British doctors on brink of cure for paralysis

Sufferers can now be offered the possibility of cure thanks to a revolutionary implant of regenerative cells
Ranked seventh in world’s best tourist cities - not London, or Edinburgh, but Salisbury

Salisbury ranked seventh in world’s best tourist cities

The city is home to one of the four surviving copies of the Magna Carta, along with the world’s oldest mechanical clock
Let's talk about loss

We need to talk about loss

Secrecy and silence surround stillbirth
Will there be an all-female mission to Mars?

Will there be an all-female mission to Mars?

Women may be better suited to space travel than men are
Oscar Pistorius sentencing: The athlete's wealth and notoriety have provoked a long overdue debate on South African prisons

'They poured water on, then electrified me...'

If Oscar Pistorius is sent to jail, his experience will not be that of other inmates
James Wharton: The former Guard now fighting discrimination against gay soldiers

The former Guard now fighting discrimination against gay soldiers

Life after the Army has brought new battles for the LGBT activist James Wharton
Ebola in the US: Panic over the virus threatens to infect President Obama's midterms

Panic over Ebola threatens to infect the midterms

Just one person has died, yet November's elections may be affected by what Republicans call 'Obama's Katrina', says Rupert Cornwell
Premier League coaches join the RSC to swap the tricks of their trades

Darling, you were fabulous! But offside...

Premier League coaches are joining the RSC to learn acting skills, and in turn they will teach its actors to play football. Nick Clark finds out why
How to dress with authority: Kirsty Wark and Camila Batmanghelidjh discuss the changing role of fashion in women's workwear

How to dress with authority

Kirsty Wark and Camila Batmanghelidjh discuss the changing role of fashion in women's workwear
New book on Joy Division's Ian Curtis sheds new light on the life of the late singer

New book on Ian Curtis sheds fresh light on the life of the late singer

'Joy Division were making art... Ian was for real' says author Jon Savage
Sean Harris: A rare interview with British acting's secret weapon

Sean Harris: A rare interview with British acting's secret weapon

The Bafta-winner talks Hollywood, being branded a psycho, and how Barbra Streisand is his true inspiration
Tim Minchin, interview: The musician, comedian and world's favourite ginger is on scorching form

Tim Minchin interview

For a no-holds-barred comedian who is scathing about woolly thinking and oppressive religiosity, he is surprisingly gentle in person
Boris Johnson's boozing won't win the puritan vote

Boris's boozing won't win the puritan vote

Many of us Brits still disapprove of conspicuous consumption – it's the way we were raised, says DJ Taylor
Ash frontman Tim Wheeler reveals how he came to terms with his father's dementia

Tim Wheeler: Alzheimer's, memories and my dad

Wheeler's dad suffered from Alzheimer's for three years.
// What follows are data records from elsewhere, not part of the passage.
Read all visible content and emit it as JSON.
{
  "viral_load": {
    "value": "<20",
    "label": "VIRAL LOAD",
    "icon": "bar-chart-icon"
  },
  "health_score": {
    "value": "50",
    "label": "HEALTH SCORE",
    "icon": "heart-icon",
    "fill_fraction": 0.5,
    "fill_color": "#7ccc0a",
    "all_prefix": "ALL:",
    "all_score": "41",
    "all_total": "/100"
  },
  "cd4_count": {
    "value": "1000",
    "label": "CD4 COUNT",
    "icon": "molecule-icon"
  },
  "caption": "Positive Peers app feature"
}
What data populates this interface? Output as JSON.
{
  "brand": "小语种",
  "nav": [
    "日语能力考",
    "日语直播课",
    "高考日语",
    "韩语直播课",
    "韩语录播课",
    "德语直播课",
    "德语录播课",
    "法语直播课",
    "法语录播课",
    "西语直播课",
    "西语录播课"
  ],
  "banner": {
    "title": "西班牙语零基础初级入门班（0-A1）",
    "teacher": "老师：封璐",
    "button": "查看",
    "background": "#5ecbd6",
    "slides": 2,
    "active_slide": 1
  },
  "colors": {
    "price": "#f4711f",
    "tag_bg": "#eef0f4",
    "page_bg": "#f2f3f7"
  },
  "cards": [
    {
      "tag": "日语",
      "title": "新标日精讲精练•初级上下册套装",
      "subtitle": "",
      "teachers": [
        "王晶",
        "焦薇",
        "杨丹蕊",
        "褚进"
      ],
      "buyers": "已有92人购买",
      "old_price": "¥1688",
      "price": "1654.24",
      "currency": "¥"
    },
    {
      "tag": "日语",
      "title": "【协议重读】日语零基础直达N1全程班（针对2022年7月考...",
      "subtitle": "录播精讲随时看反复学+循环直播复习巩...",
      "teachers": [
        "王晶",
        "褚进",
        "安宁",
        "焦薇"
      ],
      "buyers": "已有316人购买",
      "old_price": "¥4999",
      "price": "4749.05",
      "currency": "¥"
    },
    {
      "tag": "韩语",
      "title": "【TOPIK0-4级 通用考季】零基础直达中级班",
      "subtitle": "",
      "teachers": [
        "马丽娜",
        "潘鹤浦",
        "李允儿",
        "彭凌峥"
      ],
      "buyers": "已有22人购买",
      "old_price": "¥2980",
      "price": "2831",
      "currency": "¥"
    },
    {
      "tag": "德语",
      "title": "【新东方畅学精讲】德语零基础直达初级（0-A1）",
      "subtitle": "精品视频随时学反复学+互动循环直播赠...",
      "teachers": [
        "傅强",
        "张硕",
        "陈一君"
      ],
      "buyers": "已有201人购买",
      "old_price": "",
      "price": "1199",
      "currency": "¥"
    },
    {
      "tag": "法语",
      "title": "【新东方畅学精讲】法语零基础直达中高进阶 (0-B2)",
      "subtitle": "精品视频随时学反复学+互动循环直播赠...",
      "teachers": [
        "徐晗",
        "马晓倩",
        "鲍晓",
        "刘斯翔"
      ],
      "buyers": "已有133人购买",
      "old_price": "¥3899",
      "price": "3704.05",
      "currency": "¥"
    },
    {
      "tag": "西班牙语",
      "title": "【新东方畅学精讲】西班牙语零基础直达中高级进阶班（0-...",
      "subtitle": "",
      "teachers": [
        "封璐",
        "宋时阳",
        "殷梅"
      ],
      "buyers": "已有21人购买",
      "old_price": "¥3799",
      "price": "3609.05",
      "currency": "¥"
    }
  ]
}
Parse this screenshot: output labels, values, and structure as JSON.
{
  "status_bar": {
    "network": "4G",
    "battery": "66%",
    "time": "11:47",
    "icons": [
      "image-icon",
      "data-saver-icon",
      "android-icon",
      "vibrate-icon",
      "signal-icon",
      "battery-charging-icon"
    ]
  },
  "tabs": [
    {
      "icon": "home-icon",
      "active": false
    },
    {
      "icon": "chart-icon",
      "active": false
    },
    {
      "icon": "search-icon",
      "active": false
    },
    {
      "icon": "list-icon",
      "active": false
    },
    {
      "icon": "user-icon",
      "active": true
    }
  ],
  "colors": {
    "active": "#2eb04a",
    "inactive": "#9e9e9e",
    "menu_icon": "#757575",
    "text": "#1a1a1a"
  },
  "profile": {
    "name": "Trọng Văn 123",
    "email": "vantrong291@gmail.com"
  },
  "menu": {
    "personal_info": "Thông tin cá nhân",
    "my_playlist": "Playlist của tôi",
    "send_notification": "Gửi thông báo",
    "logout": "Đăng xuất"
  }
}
When he died, there was only one way the Ash frontman knew how to respond: with a heartfelt solo album